(Beginning of EXTRACTED ENTRIES)
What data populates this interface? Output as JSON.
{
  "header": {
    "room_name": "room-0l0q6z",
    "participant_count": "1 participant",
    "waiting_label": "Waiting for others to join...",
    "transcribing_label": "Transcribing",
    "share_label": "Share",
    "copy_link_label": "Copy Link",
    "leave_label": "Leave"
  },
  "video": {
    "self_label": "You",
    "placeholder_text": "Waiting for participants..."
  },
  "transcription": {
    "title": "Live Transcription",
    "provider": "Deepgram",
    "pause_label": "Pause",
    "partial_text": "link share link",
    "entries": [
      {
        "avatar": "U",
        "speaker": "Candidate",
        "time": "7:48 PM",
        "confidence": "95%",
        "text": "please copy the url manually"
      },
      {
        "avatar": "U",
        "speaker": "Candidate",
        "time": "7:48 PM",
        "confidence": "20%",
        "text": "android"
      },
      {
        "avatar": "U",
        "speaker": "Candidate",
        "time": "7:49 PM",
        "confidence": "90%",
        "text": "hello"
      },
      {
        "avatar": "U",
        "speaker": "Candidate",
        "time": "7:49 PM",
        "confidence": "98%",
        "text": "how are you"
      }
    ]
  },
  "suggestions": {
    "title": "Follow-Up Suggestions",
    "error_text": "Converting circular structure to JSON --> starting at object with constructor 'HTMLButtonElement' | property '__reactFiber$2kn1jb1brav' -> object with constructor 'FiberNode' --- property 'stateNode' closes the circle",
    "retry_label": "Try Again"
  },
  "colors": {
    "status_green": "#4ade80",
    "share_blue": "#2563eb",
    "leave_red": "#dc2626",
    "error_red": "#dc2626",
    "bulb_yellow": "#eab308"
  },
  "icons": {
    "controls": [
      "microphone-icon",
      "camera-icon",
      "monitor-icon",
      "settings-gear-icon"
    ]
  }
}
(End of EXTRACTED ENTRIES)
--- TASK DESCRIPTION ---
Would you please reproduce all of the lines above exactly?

--- EXERCISE SOLUTION ---
What data populates this interface? Output as JSON.
{
  "header": {
    "room_name": "room-0l0q6z",
    "participant_count": "1 participant",
    "waiting_label": "Waiting for others to join...",
    "transcribing_label": "Transcribing",
    "share_label": "Share",
    "copy_link_label": "Copy Link",
    "leave_label": "Leave"
  },
  "video": {
    "self_label": "You",
    "placeholder_text": "Waiting for participants..."
  },
  "transcription": {
    "title": "Live Transcription",
    "provider": "Deepgram",
    "pause_label": "Pause",
    "partial_text": "link share link",
    "entries": [
      {
        "avatar": "U",
        "speaker": "Candidate",
        "time": "7:48 PM",
        "confidence": "95%",
        "text": "please copy the url manually"
      },
      {
        "avatar": "U",
        "speaker": "Candidate",
        "time": "7:48 PM",
        "confidence": "20%",
        "text": "android"
      },
      {
        "avatar": "U",
        "speaker": "Candidate",
        "time": "7:49 PM",
        "confidence": "90%",
        "text": "hello"
      },
      {
        "avatar": "U",
        "speaker": "Candidate",
        "time": "7:49 PM",
        "confidence": "98%",
        "text": "how are you"
      }
    ]
  },
  "suggestions": {
    "title": "Follow-Up Suggestions",
    "error_text": "Converting circular structure to JSON --> starting at object with constructor 'HTMLButtonElement' | property '__reactFiber$2kn1jb1brav' -> object with constructor 'FiberNode' --- property 'stateNode' closes the circle",
    "retry_label": "Try Again"
  },
  "colors": {
    "status_green": "#4ade80",
    "share_blue": "#2563eb",
    "leave_red": "#dc2626",
    "error_red": "#dc2626",
    "bulb_yellow": "#eab308"
  },
  "icons": {
    "controls": [
      "microphone-icon",
      "camera-icon",
      "monitor-icon",
      "settings-gear-icon"
    ]
  }
}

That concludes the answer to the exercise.